Some of the bells are between three and four hundred years old, and they were last attended to in 1887, when four new ones were installed and one recast. The present work has included the provision of new bearings, gudgeons and headstocks. After the restoration of 1887 the bells were first rung on June 21st of that year for the diamond jubilee of Queen Victoria, when an address was given by Archdeacon Haigh. The bells as hung then and still in use include the tenor, dated 1594, weighing nearly 10 cwt., and inscribed, ‘Praise the Lord.’ The other inscriptions are: Seventh, ‘R.B., 1622, J.J., T.O.’; sixth, ‘Benjamin Salter, Richard Daw, churchwardens. Clement Taylor cast me in the year 1709’; fifth, ‘1604, God be our guyd’; fourth, ‘God save our Queen, Jubilee year, 1887’; third, ‘God bless Brading’; second, ‘Gloria in excelsis Deo. E. Summers, Vicar, Clem Pain, W. Seymour, churchwardens’; and treble, ‘In terra pax. If you well ring, I’ll sweetly sing, 1887.’ When No.5 was recast one hundredweight of metal was added to it to balance the peal.
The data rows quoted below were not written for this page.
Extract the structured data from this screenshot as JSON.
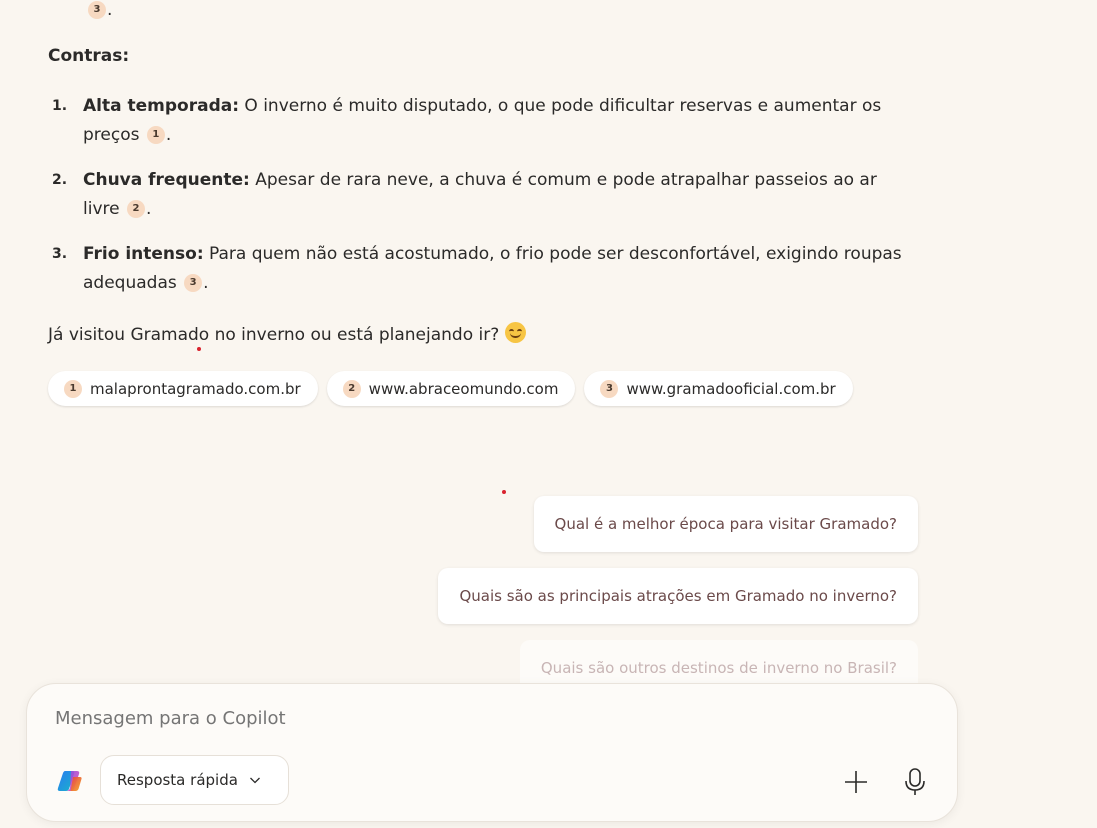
{
  "top_fragment": {
    "cite": "3",
    "tail": "."
  },
  "cons": {
    "title": "Contras:",
    "items": [
      {
        "num": "1.",
        "bold": "Alta temporada:",
        "text": " O inverno é muito disputado, o que pode dificultar reservas e aumentar os preços",
        "cite": "1",
        "end": "."
      },
      {
        "num": "2.",
        "bold": "Chuva frequente:",
        "text": " Apesar de rara neve, a chuva é comum e pode atrapalhar passeios ao ar livre",
        "cite": "2",
        "end": "."
      },
      {
        "num": "3.",
        "bold": "Frio intenso:",
        "text": " Para quem não está acostumado, o frio pode ser desconfortável, exigindo roupas adequadas",
        "cite": "3",
        "end": "."
      }
    ]
  },
  "closing": {
    "text": "Já visitou Gramado no inverno ou está planejando ir?",
    "emoji": "smiling-face-emoji"
  },
  "sources": [
    {
      "num": "1",
      "label": "malaprontagramado.com.br"
    },
    {
      "num": "2",
      "label": "www.abraceomundo.com"
    },
    {
      "num": "3",
      "label": "www.gramadooficial.com.br"
    }
  ],
  "suggestions": [
    "Qual é a melhor época para visitar Gramado?",
    "Quais são as principais atrações em Gramado no inverno?",
    "Quais são outros destinos de inverno no Brasil?"
  ],
  "composer": {
    "placeholder": "Mensagem para o Copilot",
    "mode_label": "Resposta rápida",
    "icons": {
      "logo": "copilot-logo-icon",
      "mode": "chevron-down-icon",
      "add": "plus-icon",
      "voice": "microphone-icon"
    }
  },
  "colors": {
    "background": "#faf6f0",
    "citation": "#f7d9c1",
    "suggestion_text": "#6b4a4a"
  }
}
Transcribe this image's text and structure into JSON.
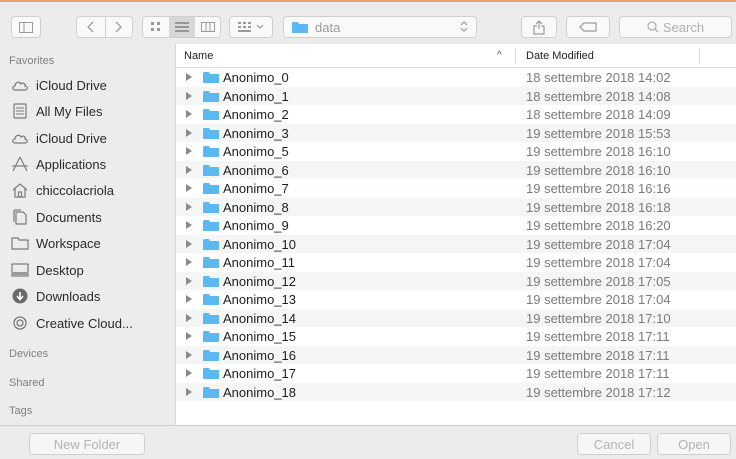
{
  "toolbar": {
    "path_label": "data",
    "search_placeholder": "Search"
  },
  "sidebar": {
    "sections": {
      "favorites": "Favorites",
      "devices": "Devices",
      "shared": "Shared",
      "tags": "Tags"
    },
    "items": [
      {
        "label": "iCloud Drive",
        "icon": "cloud-icon"
      },
      {
        "label": "All My Files",
        "icon": "all-files-icon"
      },
      {
        "label": "iCloud Drive",
        "icon": "cloud-icon"
      },
      {
        "label": "Applications",
        "icon": "applications-icon"
      },
      {
        "label": "chiccolacriola",
        "icon": "home-icon"
      },
      {
        "label": "Documents",
        "icon": "documents-icon"
      },
      {
        "label": "Workspace",
        "icon": "folder-icon"
      },
      {
        "label": "Desktop",
        "icon": "desktop-icon"
      },
      {
        "label": "Downloads",
        "icon": "downloads-icon"
      },
      {
        "label": "Creative Cloud...",
        "icon": "creative-cloud-icon"
      }
    ]
  },
  "list": {
    "columns": {
      "name": "Name",
      "date": "Date Modified"
    },
    "rows": [
      {
        "name": "Anonimo_0",
        "date": "18 settembre 2018 14:02"
      },
      {
        "name": "Anonimo_1",
        "date": "18 settembre 2018 14:08"
      },
      {
        "name": "Anonimo_2",
        "date": "18 settembre 2018 14:09"
      },
      {
        "name": "Anonimo_3",
        "date": "19 settembre 2018 15:53"
      },
      {
        "name": "Anonimo_5",
        "date": "19 settembre 2018 16:10"
      },
      {
        "name": "Anonimo_6",
        "date": "19 settembre 2018 16:10"
      },
      {
        "name": "Anonimo_7",
        "date": "19 settembre 2018 16:16"
      },
      {
        "name": "Anonimo_8",
        "date": "19 settembre 2018 16:18"
      },
      {
        "name": "Anonimo_9",
        "date": "19 settembre 2018 16:20"
      },
      {
        "name": "Anonimo_10",
        "date": "19 settembre 2018 17:04"
      },
      {
        "name": "Anonimo_11",
        "date": "19 settembre 2018 17:04"
      },
      {
        "name": "Anonimo_12",
        "date": "19 settembre 2018 17:05"
      },
      {
        "name": "Anonimo_13",
        "date": "19 settembre 2018 17:04"
      },
      {
        "name": "Anonimo_14",
        "date": "19 settembre 2018 17:10"
      },
      {
        "name": "Anonimo_15",
        "date": "19 settembre 2018 17:11"
      },
      {
        "name": "Anonimo_16",
        "date": "19 settembre 2018 17:11"
      },
      {
        "name": "Anonimo_17",
        "date": "19 settembre 2018 17:11"
      },
      {
        "name": "Anonimo_18",
        "date": "19 settembre 2018 17:12"
      }
    ]
  },
  "buttons": {
    "new_folder": "New Folder",
    "cancel": "Cancel",
    "open": "Open"
  },
  "colors": {
    "folder": "#5bb8f0",
    "accent_line": "#e9a06a"
  }
}
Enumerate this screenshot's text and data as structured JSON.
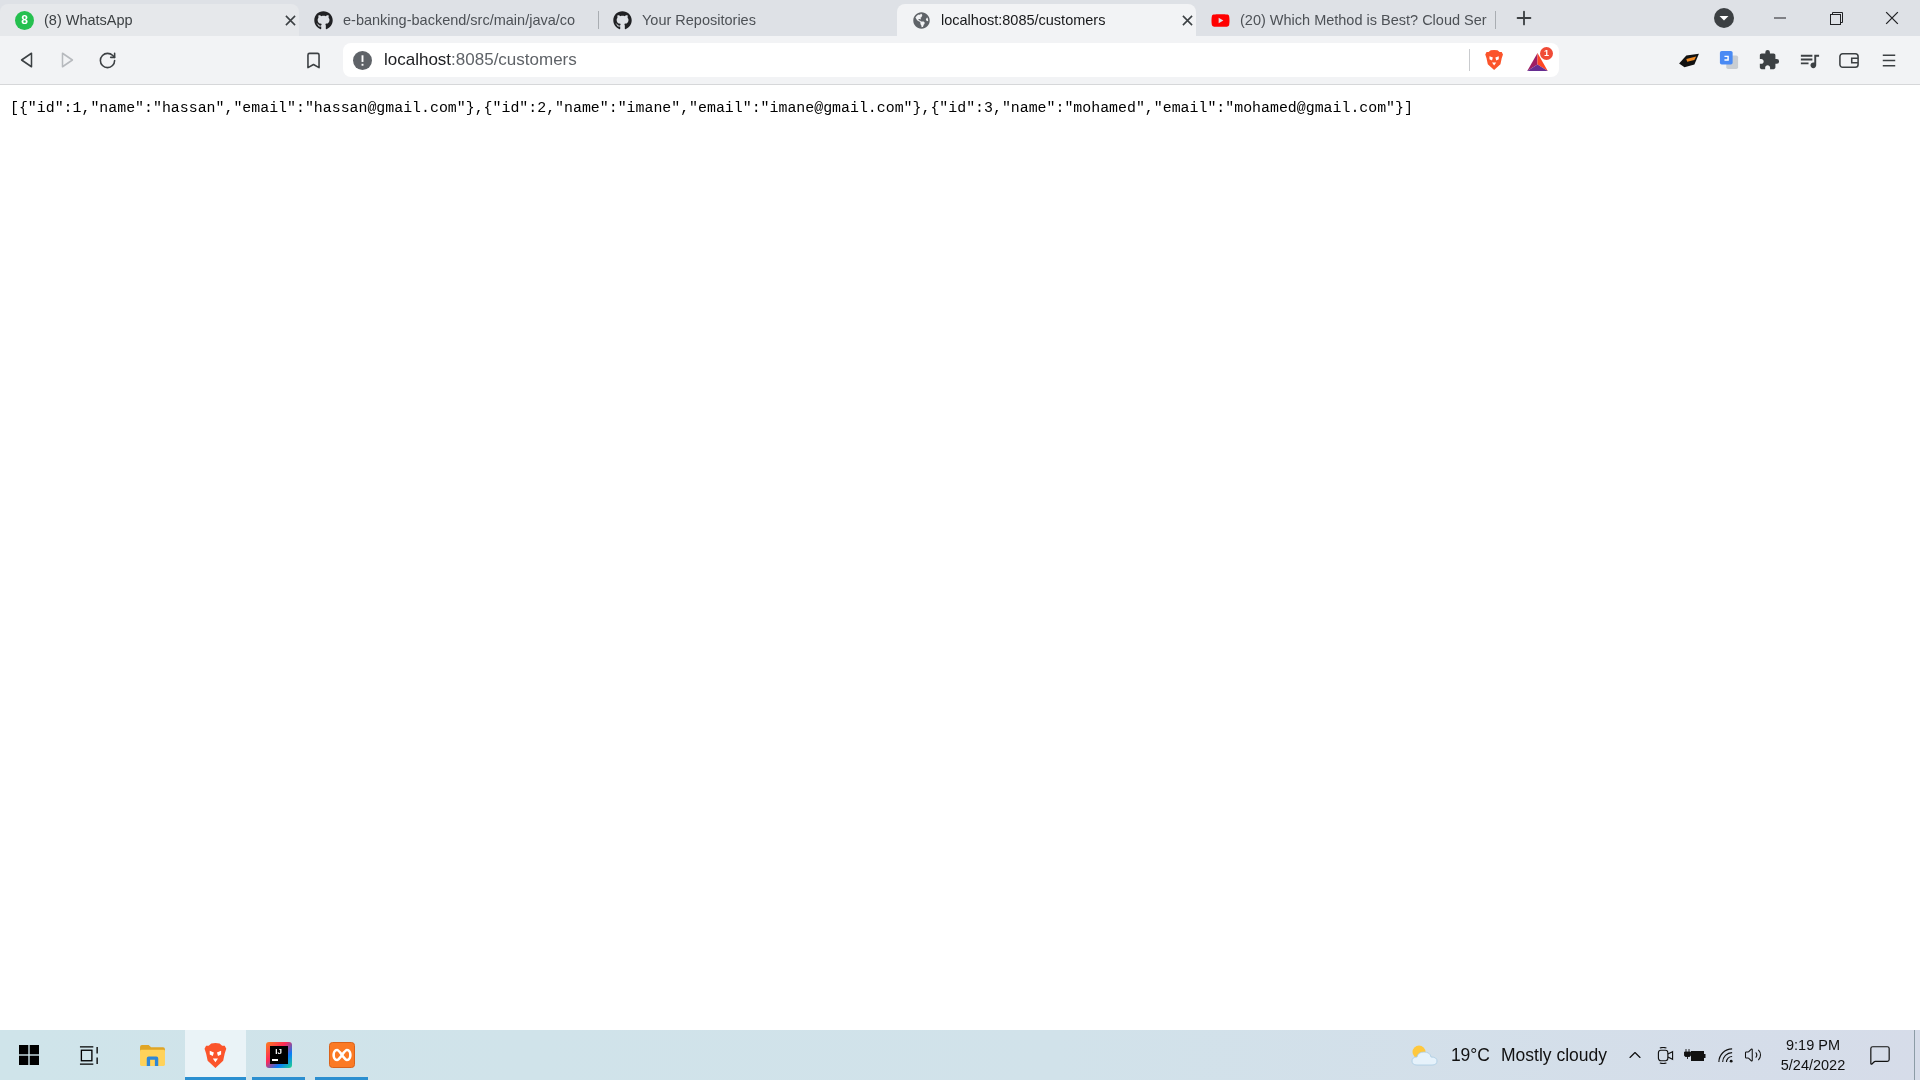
{
  "browser": {
    "tabs": [
      {
        "kind": "whatsapp",
        "badge": "8",
        "title": "(8) WhatsApp",
        "selected": false,
        "hovered": true
      },
      {
        "kind": "github",
        "title": "e-banking-backend/src/main/java/co",
        "selected": false,
        "hovered": false
      },
      {
        "kind": "github",
        "title": "Your Repositories",
        "selected": false,
        "hovered": false
      },
      {
        "kind": "globe",
        "title": "localhost:8085/customers",
        "selected": true,
        "hovered": false
      },
      {
        "kind": "youtube",
        "title": "(20) Which Method is Best? Cloud Ser",
        "selected": false,
        "hovered": false
      }
    ],
    "toolbar": {
      "nav": [
        {
          "kind": "back",
          "disabled": false
        },
        {
          "kind": "forward",
          "disabled": true
        },
        {
          "kind": "reload",
          "disabled": false
        }
      ],
      "address": {
        "host": "localhost",
        "rest": ":8085/customers"
      },
      "rewards_badge": "1"
    }
  },
  "page": {
    "body_text": "[{\"id\":1,\"name\":\"hassan\",\"email\":\"hassan@gmail.com\"},{\"id\":2,\"name\":\"imane\",\"email\":\"imane@gmail.com\"},{\"id\":3,\"name\":\"mohamed\",\"email\":\"mohamed@gmail.com\"}]"
  },
  "taskbar": {
    "apps": [
      {
        "kind": "explorer",
        "selected": false,
        "running": false
      },
      {
        "kind": "brave",
        "selected": true,
        "running": true
      },
      {
        "kind": "intellij",
        "label": "IJ",
        "selected": false,
        "running": true
      },
      {
        "kind": "xampp",
        "selected": false,
        "running": true
      }
    ],
    "weather": {
      "temperature": "19°C",
      "condition": "Mostly cloudy"
    },
    "clock": {
      "time": "9:19 PM",
      "date": "5/24/2022"
    }
  }
}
The cross-bearer, with the surpliced choir, accompanied by the Rev. C. W. Hampton Weekes (Vicar) and the Rev. H. C. Stokes (Yaverland), met the Bishop, the Rev. F. J. Bamford (Rural Dean), and the Rev. C. Sumner Stooks (Bishop’s Chaplain), and the wardens at the west door, and the Bishop performed the dedication below the belfry. A short peal was rung as the procession afterwards passed on to the chancel and sanctuary. Psalm cxxii. was chanted, and the hymns were, ‘We love the place, O God,’ and ‘Praise, my soul, the King of Heaven.’

The Bishop preached from Zechariah xiv. 5, ‘Upon the bells holiness unto the Lord.’ That evening, he said, they had dedicated those renewed and rehung bells to the Lord. They were going to be rung to the Lord, for the Lord’s purpose and his glory. The ringers might very well have strongly in their thoughts the joy of assembling people to worship God. They roused up the people to come together and lift up their hearts to God. It was a most beautiful thing for them to realise that they were doing that definite work for God. The ringer should have the right purpose in his heart, to assist in sending God’s summons out over the parish, thus becoming a messenger for God to the parishioners. The Bishop also congratulated the parish on the successful outcome of its task in the restoration of its beautiful church bells.

The work has been carried out by Messrs. Mears and Stainbank.

The Ringing World No. 1124, October 7th, 1932, page 661